Effect of various types of egg white on characteristics and gelation of fish myofibrillar proteins.

TitleEffect of various types of egg white on characteristics and gelation of fish myofibrillar proteins.
Publication TypeJournal Article
Year of Publication2009
AuthorsHunt, A, Park, JW, Handa, A
JournalJ Food Sci
Date Published2009 Nov-Dec
KeywordsAlgorithms, Animals, Chemical Phenomena, Color, Compressive Strength, Cryoprotective Agents, Egg White, Elastic Modulus, Enzyme Inhibitors, Fish Products, Fish Proteins, Food Handling, Gadiformes, Gels, Myofibrils, Quality Control, Rheology, Sulfhydryl Compounds, Temperature, Time Factors

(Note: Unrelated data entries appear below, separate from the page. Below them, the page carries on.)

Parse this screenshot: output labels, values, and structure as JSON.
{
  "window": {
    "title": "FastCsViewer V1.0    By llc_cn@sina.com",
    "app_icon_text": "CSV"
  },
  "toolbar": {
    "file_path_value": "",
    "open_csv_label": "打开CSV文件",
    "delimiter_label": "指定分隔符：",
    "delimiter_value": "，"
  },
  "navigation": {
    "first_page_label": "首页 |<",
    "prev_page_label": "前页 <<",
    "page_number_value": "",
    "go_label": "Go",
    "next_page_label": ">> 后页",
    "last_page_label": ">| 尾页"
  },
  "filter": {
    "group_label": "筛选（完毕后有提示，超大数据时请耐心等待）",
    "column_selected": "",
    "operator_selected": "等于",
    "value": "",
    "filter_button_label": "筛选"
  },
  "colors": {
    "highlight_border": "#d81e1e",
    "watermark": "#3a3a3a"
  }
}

Three types of egg white protein (regular dried egg white [REW], special dried egg white [SEW], and liquid egg white [LEW]) were compared for their effect in surimi (CON), containing no egg white (EW). They were characterized for enzyme inhibition and time of EW addition, either with cryoprotectants prior to freezing or during gel preparation, using Pacific whiting surimi. In addition, the setting (suwari) effect and fish protein-EW protein interactions (dynamic rheological properties, total sulfhydryl groups, and fracture gel analysis) were evaluated using Alaska pollock surimi. After 12 mo frozen storage, adding 2% and 3% SEW to Pacific whiting surimi during chopping significantly (P < 0.05) increased the force and deformation values compared to adding the respective EW before freezing. The highest (P < 0.05) force (175.2 g) and deformation (9.0 mm) values after 12 mo were obtained when 3% SEW was added during chopping. Enzyme autolysis showed that addition of 2% EW protein was effective at inhibiting enzyme activity. During setting, adding 2% SEW maintained force (1047.4 g) and deformation (17.9 mm) values similar (P > 0.05) to CON (1055.1 g; 19.3 mm) and significantly (P < 0.05) better than 2% REW (666.1 g; 15.6 mm). Texture results corresponded well to other data where 2% SEW showed the lowest total sulfhydryl groups (48.3 mole/10(5) g), and higher elastic modulus (G'), which suggests improved protein interaction for gel formation. Overall, the addition of 2% to 3% SEW improved gel textural properties of Pacific whiting and Alaska pollock fish protein.

Alternate JournalJ. Food Sci.
PubMed ID20492101